* [REQUIREMENT]
Could you print all of the data below again, exactly?

* [EXERCISE DATA]
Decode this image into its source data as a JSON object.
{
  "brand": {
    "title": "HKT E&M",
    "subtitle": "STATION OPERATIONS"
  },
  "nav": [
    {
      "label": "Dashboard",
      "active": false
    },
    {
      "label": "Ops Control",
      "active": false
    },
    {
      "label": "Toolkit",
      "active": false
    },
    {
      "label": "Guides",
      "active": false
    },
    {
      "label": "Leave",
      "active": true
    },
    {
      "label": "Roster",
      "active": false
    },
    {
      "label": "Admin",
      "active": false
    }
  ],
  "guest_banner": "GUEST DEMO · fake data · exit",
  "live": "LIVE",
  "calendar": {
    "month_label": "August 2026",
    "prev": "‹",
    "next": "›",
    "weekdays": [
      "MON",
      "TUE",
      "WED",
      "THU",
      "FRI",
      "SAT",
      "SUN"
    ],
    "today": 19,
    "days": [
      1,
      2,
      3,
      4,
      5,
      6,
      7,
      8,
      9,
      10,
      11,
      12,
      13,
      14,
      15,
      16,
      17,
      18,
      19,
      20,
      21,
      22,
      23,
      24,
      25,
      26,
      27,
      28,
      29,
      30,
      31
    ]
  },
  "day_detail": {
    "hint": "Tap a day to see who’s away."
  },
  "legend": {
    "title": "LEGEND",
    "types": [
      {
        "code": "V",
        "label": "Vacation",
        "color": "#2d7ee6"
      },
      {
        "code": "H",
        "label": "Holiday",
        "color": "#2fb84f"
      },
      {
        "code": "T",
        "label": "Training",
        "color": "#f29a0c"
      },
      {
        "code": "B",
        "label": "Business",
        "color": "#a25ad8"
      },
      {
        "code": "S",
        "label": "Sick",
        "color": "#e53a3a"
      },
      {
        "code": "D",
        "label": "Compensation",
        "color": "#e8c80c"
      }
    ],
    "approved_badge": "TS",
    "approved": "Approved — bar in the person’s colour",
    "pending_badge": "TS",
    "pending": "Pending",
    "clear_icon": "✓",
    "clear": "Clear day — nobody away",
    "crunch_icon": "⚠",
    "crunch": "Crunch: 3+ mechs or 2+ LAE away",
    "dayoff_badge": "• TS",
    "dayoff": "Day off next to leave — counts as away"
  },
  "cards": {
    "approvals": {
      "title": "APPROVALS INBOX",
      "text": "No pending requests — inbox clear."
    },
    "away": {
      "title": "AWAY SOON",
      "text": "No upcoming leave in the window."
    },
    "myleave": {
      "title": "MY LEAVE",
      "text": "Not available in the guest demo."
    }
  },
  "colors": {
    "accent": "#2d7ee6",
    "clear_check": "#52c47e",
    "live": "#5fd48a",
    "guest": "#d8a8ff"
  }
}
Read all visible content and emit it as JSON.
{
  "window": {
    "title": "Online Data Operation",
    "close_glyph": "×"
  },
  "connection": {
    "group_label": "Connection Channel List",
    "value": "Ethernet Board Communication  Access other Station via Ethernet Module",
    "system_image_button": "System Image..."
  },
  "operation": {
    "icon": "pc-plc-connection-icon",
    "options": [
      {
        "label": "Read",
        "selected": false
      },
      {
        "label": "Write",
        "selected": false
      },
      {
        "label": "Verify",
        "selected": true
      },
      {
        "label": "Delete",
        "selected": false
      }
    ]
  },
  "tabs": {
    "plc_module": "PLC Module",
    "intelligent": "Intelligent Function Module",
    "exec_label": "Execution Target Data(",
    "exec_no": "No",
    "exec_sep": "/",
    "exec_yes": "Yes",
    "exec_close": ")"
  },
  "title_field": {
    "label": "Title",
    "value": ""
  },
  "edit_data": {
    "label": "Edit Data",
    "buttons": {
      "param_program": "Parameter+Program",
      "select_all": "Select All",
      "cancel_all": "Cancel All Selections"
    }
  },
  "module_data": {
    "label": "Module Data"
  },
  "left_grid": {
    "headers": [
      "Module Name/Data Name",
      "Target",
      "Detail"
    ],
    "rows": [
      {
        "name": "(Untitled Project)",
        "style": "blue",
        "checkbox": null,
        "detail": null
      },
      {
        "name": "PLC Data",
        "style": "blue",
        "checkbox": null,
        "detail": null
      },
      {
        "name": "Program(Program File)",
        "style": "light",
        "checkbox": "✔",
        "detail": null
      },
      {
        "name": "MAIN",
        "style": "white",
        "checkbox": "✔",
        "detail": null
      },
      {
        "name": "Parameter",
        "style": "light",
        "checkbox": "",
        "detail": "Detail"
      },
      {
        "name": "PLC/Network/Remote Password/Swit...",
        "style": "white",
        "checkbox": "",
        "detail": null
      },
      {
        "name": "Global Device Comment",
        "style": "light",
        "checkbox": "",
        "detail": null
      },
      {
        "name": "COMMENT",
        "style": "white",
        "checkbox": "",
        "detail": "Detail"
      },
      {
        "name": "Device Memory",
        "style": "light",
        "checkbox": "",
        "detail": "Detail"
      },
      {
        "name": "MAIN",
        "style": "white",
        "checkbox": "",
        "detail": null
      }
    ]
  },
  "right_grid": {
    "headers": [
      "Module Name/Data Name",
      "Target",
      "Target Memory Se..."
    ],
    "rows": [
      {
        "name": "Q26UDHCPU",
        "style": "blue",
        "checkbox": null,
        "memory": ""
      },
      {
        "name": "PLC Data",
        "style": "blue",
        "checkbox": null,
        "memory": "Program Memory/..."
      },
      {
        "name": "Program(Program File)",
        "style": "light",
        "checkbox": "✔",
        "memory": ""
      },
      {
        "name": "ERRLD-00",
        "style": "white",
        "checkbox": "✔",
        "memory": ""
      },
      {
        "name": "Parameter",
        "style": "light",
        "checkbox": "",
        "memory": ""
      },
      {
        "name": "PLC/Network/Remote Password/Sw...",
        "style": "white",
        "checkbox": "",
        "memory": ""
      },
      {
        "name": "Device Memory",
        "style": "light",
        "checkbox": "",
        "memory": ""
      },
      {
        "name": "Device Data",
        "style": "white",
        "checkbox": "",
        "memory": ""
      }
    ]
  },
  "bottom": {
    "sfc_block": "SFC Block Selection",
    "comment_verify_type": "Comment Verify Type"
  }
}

* [ANSWER SPACE]
Decode this image into its source data as a JSON object.
{
  "brand": {
    "title": "HKT E&M",
    "subtitle": "STATION OPERATIONS"
  },
  "nav": [
    {
      "label": "Dashboard",
      "active": false
    },
    {
      "label": "Ops Control",
      "active": false
    },
    {
      "label": "Toolkit",
      "active": false
    },
    {
      "label": "Guides",
      "active": false
    },
    {
      "label": "Leave",
      "active": true
    },
    {
      "label": "Roster",
      "active": false
    },
    {
      "label": "Admin",
      "active": false
    }
  ],
  "guest_banner": "GUEST DEMO · fake data · exit",
  "live": "LIVE",
  "calendar": {
    "month_label": "August 2026",
    "prev": "‹",
    "next": "›",
    "weekdays": [
      "MON",
      "TUE",
      "WED",
      "THU",
      "FRI",
      "SAT",
      "SUN"
    ],
    "today": 19,
    "days": [
      1,
      2,
      3,
      4,
      5,
      6,
      7,
      8,
      9,
      10,
      11,
      12,
      13,
      14,
      15,
      16,
      17,
      18,
      19,
      20,
      21,
      22,
      23,
      24,
      25,
      26,
      27,
      28,
      29,
      30,
      31
    ]
  },
  "day_detail": {
    "hint": "Tap a day to see who’s away."
  },
  "legend": {
    "title": "LEGEND",
    "types": [
      {
        "code": "V",
        "label": "Vacation",
        "color": "#2d7ee6"
      },
      {
        "code": "H",
        "label": "Holiday",
        "color": "#2fb84f"
      },
      {
        "code": "T",
        "label": "Training",
        "color": "#f29a0c"
      },
      {
        "code": "B",
        "label": "Business",
        "color": "#a25ad8"
      },
      {
        "code": "S",
        "label": "Sick",
        "color": "#e53a3a"
      },
      {
        "code": "D",
        "label": "Compensation",
        "color": "#e8c80c"
      }
    ],
    "approved_badge": "TS",
    "approved": "Approved — bar in the person’s colour",
    "pending_badge": "TS",
    "pending": "Pending",
    "clear_icon": "✓",
    "clear": "Clear day — nobody away",
    "crunch_icon": "⚠",
    "crunch": "Crunch: 3+ mechs or 2+ LAE away",
    "dayoff_badge": "• TS",
    "dayoff": "Day off next to leave — counts as away"
  },
  "cards": {
    "approvals": {
      "title": "APPROVALS INBOX",
      "text": "No pending requests — inbox clear."
    },
    "away": {
      "title": "AWAY SOON",
      "text": "No upcoming leave in the window."
    },
    "myleave": {
      "title": "MY LEAVE",
      "text": "Not available in the guest demo."
    }
  },
  "colors": {
    "accent": "#2d7ee6",
    "clear_check": "#52c47e",
    "live": "#5fd48a",
    "guest": "#d8a8ff"
  }
}
Read all visible content and emit it as JSON.
{
  "window": {
    "title": "Online Data Operation",
    "close_glyph": "×"
  },
  "connection": {
    "group_label": "Connection Channel List",
    "value": "Ethernet Board Communication  Access other Station via Ethernet Module",
    "system_image_button": "System Image..."
  },
  "operation": {
    "icon": "pc-plc-connection-icon",
    "options": [
      {
        "label": "Read",
        "selected": false
      },
      {
        "label": "Write",
        "selected": false
      },
      {
        "label": "Verify",
        "selected": true
      },
      {
        "label": "Delete",
        "selected": false
      }
    ]
  },
  "tabs": {
    "plc_module": "PLC Module",
    "intelligent": "Intelligent Function Module",
    "exec_label": "Execution Target Data(",
    "exec_no": "No",
    "exec_sep": "/",
    "exec_yes": "Yes",
    "exec_close": ")"
  },
  "title_field": {
    "label": "Title",
    "value": ""
  },
  "edit_data": {
    "label": "Edit Data",
    "buttons": {
      "param_program": "Parameter+Program",
      "select_all": "Select All",
      "cancel_all": "Cancel All Selections"
    }
  },
  "module_data": {
    "label": "Module Data"
  },
  "left_grid": {
    "headers": [
      "Module Name/Data Name",
      "Target",
      "Detail"
    ],
    "rows": [
      {
        "name": "(Untitled Project)",
        "style": "blue",
        "checkbox": null,
        "detail": null
      },
      {
        "name": "PLC Data",
        "style": "blue",
        "checkbox": null,
        "detail": null
      },
      {
        "name": "Program(Program File)",
        "style": "light",
        "checkbox": "✔",
        "detail": null
      },
      {
        "name": "MAIN",
        "style": "white",
        "checkbox": "✔",
        "detail": null
      },
      {
        "name": "Parameter",
        "style": "light",
        "checkbox": "",
        "detail": "Detail"
      },
      {
        "name": "PLC/Network/Remote Password/Swit...",
        "style": "white",
        "checkbox": "",
        "detail": null
      },
      {
        "name": "Global Device Comment",
        "style": "light",
        "checkbox": "",
        "detail": null
      },
      {
        "name": "COMMENT",
        "style": "white",
        "checkbox": "",
        "detail": "Detail"
      },
      {
        "name": "Device Memory",
        "style": "light",
        "checkbox": "",
        "detail": "Detail"
      },
      {
        "name": "MAIN",
        "style": "white",
        "checkbox": "",
        "detail": null
      }
    ]
  },
  "right_grid": {
    "headers": [
      "Module Name/Data Name",
      "Target",
      "Target Memory Se..."
    ],
    "rows": [
      {
        "name": "Q26UDHCPU",
        "style": "blue",
        "checkbox": null,
        "memory": ""
      },
      {
        "name": "PLC Data",
        "style": "blue",
        "checkbox": null,
        "memory": "Program Memory/..."
      },
      {
        "name": "Program(Program File)",
        "style": "light",
        "checkbox": "✔",
        "memory": ""
      },
      {
        "name": "ERRLD-00",
        "style": "white",
        "checkbox": "✔",
        "memory": ""
      },
      {
        "name": "Parameter",
        "style": "light",
        "checkbox": "",
        "memory": ""
      },
      {
        "name": "PLC/Network/Remote Password/Sw...",
        "style": "white",
        "checkbox": "",
        "memory": ""
      },
      {
        "name": "Device Memory",
        "style": "light",
        "checkbox": "",
        "memory": ""
      },
      {
        "name": "Device Data",
        "style": "white",
        "checkbox": "",
        "memory": ""
      }
    ]
  },
  "bottom": {
    "sfc_block": "SFC Block Selection",
    "comment_verify_type": "Comment Verify Type"
  }
}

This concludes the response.